Russia and Ukraine export enough Wheat to feed 30% of the world. Egypt for instance imports 80% of its wheat from these two countries. Russia is not allowed to export because the USA is waging some kind of financial war and Ukraine is no longer in a position to export. As the hunger rises, what do you suppose will happen?
Enter India, the world’s second-largest producer of wheat! We’ve had bumper harvests for 5 consecutive years and the government godowns are filled to the brim.
So how does the Indian government plan to step up?
Well for starters, they are being proactive. India is trying to reach out to countries like Egypt, Turkey, Sudan, Nigeria, Lebanon and Iran, offering to meet any potential shortfalls. They are also trying to make sure the wheat can actually reach the intended destination in a timely manner.
Elsewhere, the government is mandating lab tests to check for quality issues. And they are doing everything in their power to prevent a diplomatic row — something that could happen if the wheat were found to be of poor quality. Also, they are asking the railways to put together extra wagons to transport all the excess wheat from farms to ports. And they’re asking Indian ports to allocate special terminals in a bid to expedite access.
India has been contributing a measly 1% of global exports because India has the Minimum Support Price (MSP) regime under which the government guarantees to buy Wheat at a price that is higher than that of the market. So Indian farmers have never looked beyond India to sell their produce. They have often been satisfied with the price that the government provides.
Now, the international prices have gone way beyond the MSP set by the government. Indian farmers are starting to consider exports. So all good… Now we can start exporting Wheat.
Not so fast!
Since India offers a price guarantee to its farmers, many countries view this as an incentivisation of production.
India has lost the dispute over subsidies of sugar exports at the World Trade Organization (WTO) with the dispute settlement panel ruling against the country on a complaint that Brazil, Australia, and Guatemala had filed.
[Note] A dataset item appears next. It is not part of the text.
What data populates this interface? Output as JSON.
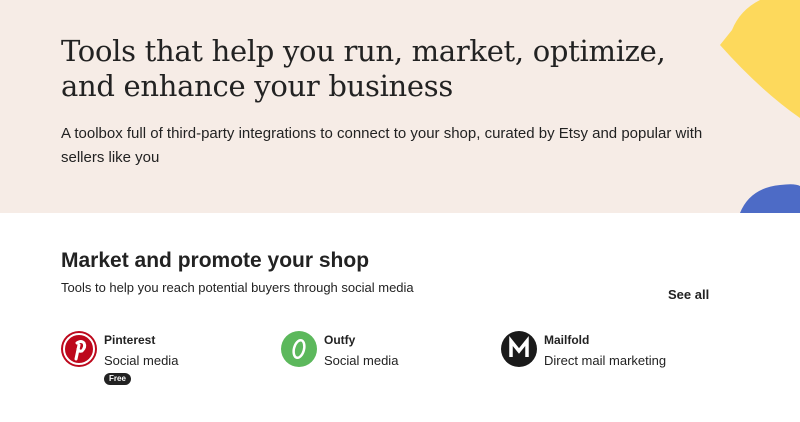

However, the ruling is unlikely to come into effect immediately because India is set to file an appeal against the report and lack of a functional appellate body at the WTO means a final decision on the matter is unlikely anytime soon.
Source: Business Standard
The grains that India has, are produced under incentive and therefore cannot be exported according to the WTO.
Maybe Brazil, Australia et al can prepare to welcome Egyptian refugees later this year.